:: WHAT NEEDS TO BE DONE ::
From the entries below, gather each line containing the word "content".

(Website and app data records)
Start of Block
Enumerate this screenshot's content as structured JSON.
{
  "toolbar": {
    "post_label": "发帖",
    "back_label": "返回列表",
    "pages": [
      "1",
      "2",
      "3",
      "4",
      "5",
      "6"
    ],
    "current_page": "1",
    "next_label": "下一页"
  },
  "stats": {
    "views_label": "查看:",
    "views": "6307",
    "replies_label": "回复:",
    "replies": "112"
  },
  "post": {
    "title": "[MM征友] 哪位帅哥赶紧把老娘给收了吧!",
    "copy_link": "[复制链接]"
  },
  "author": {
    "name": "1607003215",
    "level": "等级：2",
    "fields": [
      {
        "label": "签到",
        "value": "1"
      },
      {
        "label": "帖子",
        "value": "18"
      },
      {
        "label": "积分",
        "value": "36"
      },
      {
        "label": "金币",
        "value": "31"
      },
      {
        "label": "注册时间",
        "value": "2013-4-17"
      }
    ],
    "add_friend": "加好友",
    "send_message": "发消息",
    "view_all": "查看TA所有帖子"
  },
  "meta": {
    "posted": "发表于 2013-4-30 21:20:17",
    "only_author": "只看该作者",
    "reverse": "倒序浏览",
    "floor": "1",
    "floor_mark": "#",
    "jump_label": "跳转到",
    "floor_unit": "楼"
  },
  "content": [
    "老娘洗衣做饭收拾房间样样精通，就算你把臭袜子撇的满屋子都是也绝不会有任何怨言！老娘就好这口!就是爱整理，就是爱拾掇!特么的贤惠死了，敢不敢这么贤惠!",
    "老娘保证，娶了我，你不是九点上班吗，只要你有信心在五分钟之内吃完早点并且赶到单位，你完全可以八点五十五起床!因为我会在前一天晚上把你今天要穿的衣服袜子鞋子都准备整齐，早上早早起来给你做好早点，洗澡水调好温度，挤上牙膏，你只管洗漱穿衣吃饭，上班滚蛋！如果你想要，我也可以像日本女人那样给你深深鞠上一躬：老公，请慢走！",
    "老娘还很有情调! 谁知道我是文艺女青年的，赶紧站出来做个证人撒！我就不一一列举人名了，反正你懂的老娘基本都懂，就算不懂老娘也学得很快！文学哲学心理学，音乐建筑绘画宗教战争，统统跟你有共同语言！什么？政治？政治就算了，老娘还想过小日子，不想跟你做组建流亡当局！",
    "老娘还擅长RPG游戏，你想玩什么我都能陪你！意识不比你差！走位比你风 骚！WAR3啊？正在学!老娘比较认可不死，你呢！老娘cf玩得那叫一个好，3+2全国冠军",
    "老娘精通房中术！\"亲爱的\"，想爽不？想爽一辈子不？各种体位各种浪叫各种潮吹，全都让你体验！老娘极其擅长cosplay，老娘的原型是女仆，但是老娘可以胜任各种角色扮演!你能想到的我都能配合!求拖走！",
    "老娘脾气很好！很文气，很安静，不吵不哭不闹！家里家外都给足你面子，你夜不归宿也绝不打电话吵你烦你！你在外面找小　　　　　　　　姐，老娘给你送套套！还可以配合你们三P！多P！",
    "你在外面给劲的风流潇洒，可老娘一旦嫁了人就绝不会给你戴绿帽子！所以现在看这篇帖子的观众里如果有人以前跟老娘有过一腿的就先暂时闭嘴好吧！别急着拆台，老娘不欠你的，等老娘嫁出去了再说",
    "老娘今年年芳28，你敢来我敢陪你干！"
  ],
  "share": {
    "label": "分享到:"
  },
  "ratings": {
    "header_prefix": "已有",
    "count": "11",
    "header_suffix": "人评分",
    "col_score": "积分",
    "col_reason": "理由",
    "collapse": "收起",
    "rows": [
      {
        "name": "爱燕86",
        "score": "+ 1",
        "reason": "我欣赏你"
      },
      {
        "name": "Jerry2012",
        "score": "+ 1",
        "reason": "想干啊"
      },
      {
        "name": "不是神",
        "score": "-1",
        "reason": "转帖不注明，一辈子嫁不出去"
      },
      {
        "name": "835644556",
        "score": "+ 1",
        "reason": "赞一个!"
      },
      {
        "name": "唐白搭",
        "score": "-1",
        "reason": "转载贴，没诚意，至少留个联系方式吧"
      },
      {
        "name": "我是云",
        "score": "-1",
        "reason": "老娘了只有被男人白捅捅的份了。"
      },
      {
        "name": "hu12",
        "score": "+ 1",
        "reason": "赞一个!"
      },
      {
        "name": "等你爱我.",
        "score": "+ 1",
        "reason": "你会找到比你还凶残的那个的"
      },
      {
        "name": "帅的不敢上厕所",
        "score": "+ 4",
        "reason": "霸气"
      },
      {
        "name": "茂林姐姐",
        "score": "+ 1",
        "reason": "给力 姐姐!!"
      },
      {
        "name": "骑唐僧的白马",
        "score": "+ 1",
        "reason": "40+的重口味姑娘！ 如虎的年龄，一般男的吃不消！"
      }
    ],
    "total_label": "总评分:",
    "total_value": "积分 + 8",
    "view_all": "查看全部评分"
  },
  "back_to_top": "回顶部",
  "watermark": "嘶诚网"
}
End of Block
:: WRITTEN REPLY ::
Enumerate this screenshot's content as structured JSON.
  "content": [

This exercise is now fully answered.